Have you ever told someone that you love them to the moon and back for them? This is your chance to prove it; give them something from the actual moon itself.
One of the world's largest lunar meteorites goes on sale at a private auction at Christie's, a British auction house. On Thursday, the moon rock is valued at 2 million pounds, approximately $2.49 million.
The moon rock, known as NWA 12691, weighs over 13.5 kilograms. The rock was found in the Sahara desert and was thought to be chiseled off the surface of the moon by a collision with an asteroid or comet and then showered down on Earth.
It is believed to be the fifth-largest piece of the moon ever found on Earth. There are about 650 kilograms of moon rock known to be present on Earth.
James Hyslop, Christie's head of science and natural history, says that the experience of holding something coming from another world or galaxy is unforgettable and surreal.
Hyslop described the rock to be about the size of a football, but a little more elongated in shape. He adds that the actual piece of the moon is bigger than a human's head.
Scientists are sure that it came from the moon, after comparing it with moon rock samples brought back by the United States' Apollo space missions to the moon.
Hyslop said that the space Apollo program in the 60s and 70s took back home about 400 kilograms of moon rock. Since then, scientists were able to study the properties and composition of the samples and determined that they are similar to some meteorites.
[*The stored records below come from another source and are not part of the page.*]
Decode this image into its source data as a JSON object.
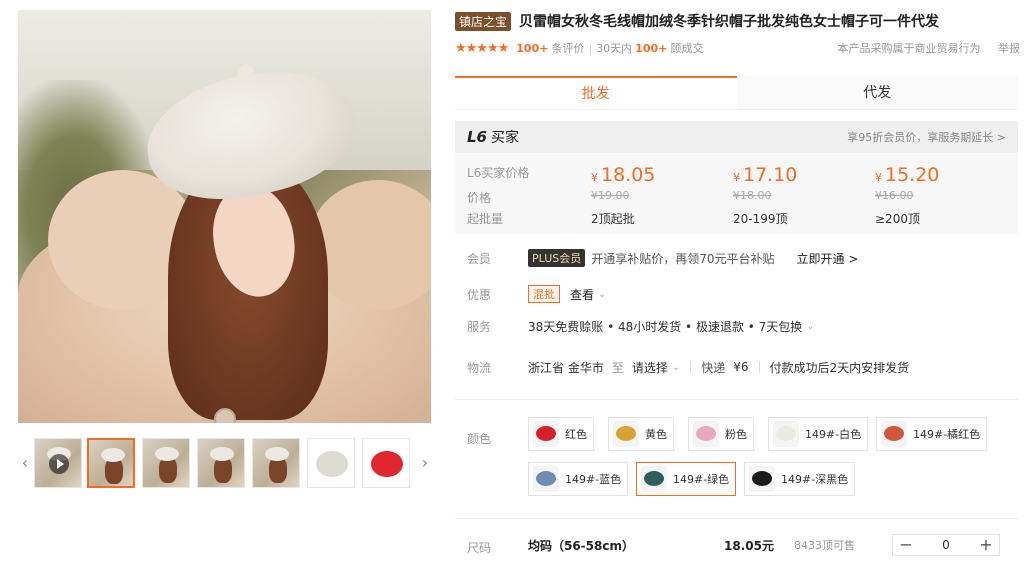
{
  "gallery": {
    "thumbnails": [
      {
        "kind": "video"
      },
      {
        "kind": "photo",
        "active": true
      },
      {
        "kind": "photo"
      },
      {
        "kind": "photo"
      },
      {
        "kind": "photo"
      },
      {
        "kind": "hat",
        "color": "#dcdad3"
      },
      {
        "kind": "hat",
        "color": "#e1262f"
      }
    ]
  },
  "product": {
    "shop_badge": "镇店之宝",
    "title": "贝雷帽女秋冬毛线帽加绒冬季针织帽子批发纯色女士帽子可一件代发",
    "stars": "★★★★★",
    "review_count": "100+",
    "review_label": "条评价",
    "sold_prefix": "30天内",
    "sold_count": "100+",
    "sold_label": "顾成交",
    "trade_note": "本产品采购属于商业贸易行为",
    "report": "举报"
  },
  "tabs": [
    {
      "label": "批发",
      "active": true
    },
    {
      "label": "代发",
      "active": false
    }
  ],
  "pricing": {
    "level": "L6",
    "level_label": "买家",
    "member_hint": "享95折会员价，享服务期延长 >",
    "rows": {
      "buyer_price_label": "L6买家价格",
      "price_label": "价格",
      "moq_label": "起批量"
    },
    "currency": "¥",
    "tiers": [
      {
        "price": "18.05",
        "original": "¥19.00",
        "qty": "2顶起批"
      },
      {
        "price": "17.10",
        "original": "¥18.00",
        "qty": "20-199顶"
      },
      {
        "price": "15.20",
        "original": "¥16.00",
        "qty": "≥200顶"
      }
    ]
  },
  "attributes": {
    "member": {
      "label": "会员",
      "badge": "PLUS会员",
      "text": "开通享补贴价，再领70元平台补贴",
      "link": "立即开通 >"
    },
    "promo": {
      "label": "优惠",
      "tag": "混批",
      "link": "查看"
    },
    "service": {
      "label": "服务",
      "text": "38天免费赊账 • 48小时发货 • 极速退款 • 7天包换"
    },
    "logistics": {
      "label": "物流",
      "from": "浙江省 金华市",
      "to_label": "至",
      "to": "请选择",
      "shipping_label": "快递",
      "shipping_fee": "¥6",
      "ship_note": "付款成功后2天内安排发货"
    }
  },
  "colors": {
    "label": "颜色",
    "options": [
      {
        "name": "红色",
        "hex": "#d8202a",
        "active": false
      },
      {
        "name": "黄色",
        "hex": "#d9a235",
        "active": false
      },
      {
        "name": "粉色",
        "hex": "#e9a8c0",
        "active": false
      },
      {
        "name": "149#-白色",
        "hex": "#ece9e2",
        "active": false
      },
      {
        "name": "149#-橘红色",
        "hex": "#d1563c",
        "active": false
      },
      {
        "name": "149#-蓝色",
        "hex": "#6d8db5",
        "active": false
      },
      {
        "name": "149#-绿色",
        "hex": "#2f5d5a",
        "active": true
      },
      {
        "name": "149#-深黑色",
        "hex": "#1c1c1c",
        "active": false
      }
    ]
  },
  "size": {
    "label": "尺码",
    "name": "均码（56-58cm）",
    "price": "18.05元",
    "stock": "8433顶可售",
    "minus": "−",
    "qty": "0",
    "plus": "+"
  }
}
The Apollo 11 mission carried the first samples from the moon back to Earth. Overall, astronauts collected 22 kilograms of material, including 50 rocks, samples of the lunar soil. The samples obtained contain no water and provide no evidence for living organisms at any time in the moon's history.
Meteorites are very rare, and only about one in a thousand originates from the moon. This adds to the rock's value, said Hyslop. He says that they are expecting tremendous enthusiasm in the moon rock from natural history museums all over the world. He says the moon rock would make an excellent trophy for anyone interested in space history and lunar exploration.
Christie's will also offer for private sale a group of 13 aesthetic iron meteorites. The collection is estimated to be worth 1.4 million pounds or 1.7 million dollars.
Rocks For Fortune
Most people splurge on cars, houses, and gadgets, while some binge on their hobbies. Steve Jurvetson from California is a space enthusiast and collects space rocks, mainly Martian rocks that fell on Earth. He says that holding a piece of Mars in your hands is genuinely moving.
Displayed in his office is a textured, brownish-red rock, discovered in the Dar al Gani desert in Libya in 1999, which crystalized 180 million years ago. His prized possession is the second-largest Mars rock ever to be held by human hands. He declines to disclose how much he paid for the stone, but hints that it 'cost more than his first house.'
Jurvetson purchased his Mars rock from 44-year-old, Michael Farmer. Farmer is a professional meteorite hunter and has traveled to almost 80 countries tracking space rocks.
According to Farmer, his job comes with a lot of hazards. Since he started, he's been kidnapped, beaten, and almost left to die by thieves in Kenya. He has also been charged with illegal mining in Oman and put behind bars for two months.
He says he does it not only for monetary reasons, but the also finds the thrill of his job pretty rewarding. His best find yet is an almost 120-pound meteorite discovered in Canada. He claims that he and his partners sold it to the Royal Ontario Museum in Toronto for $600,000.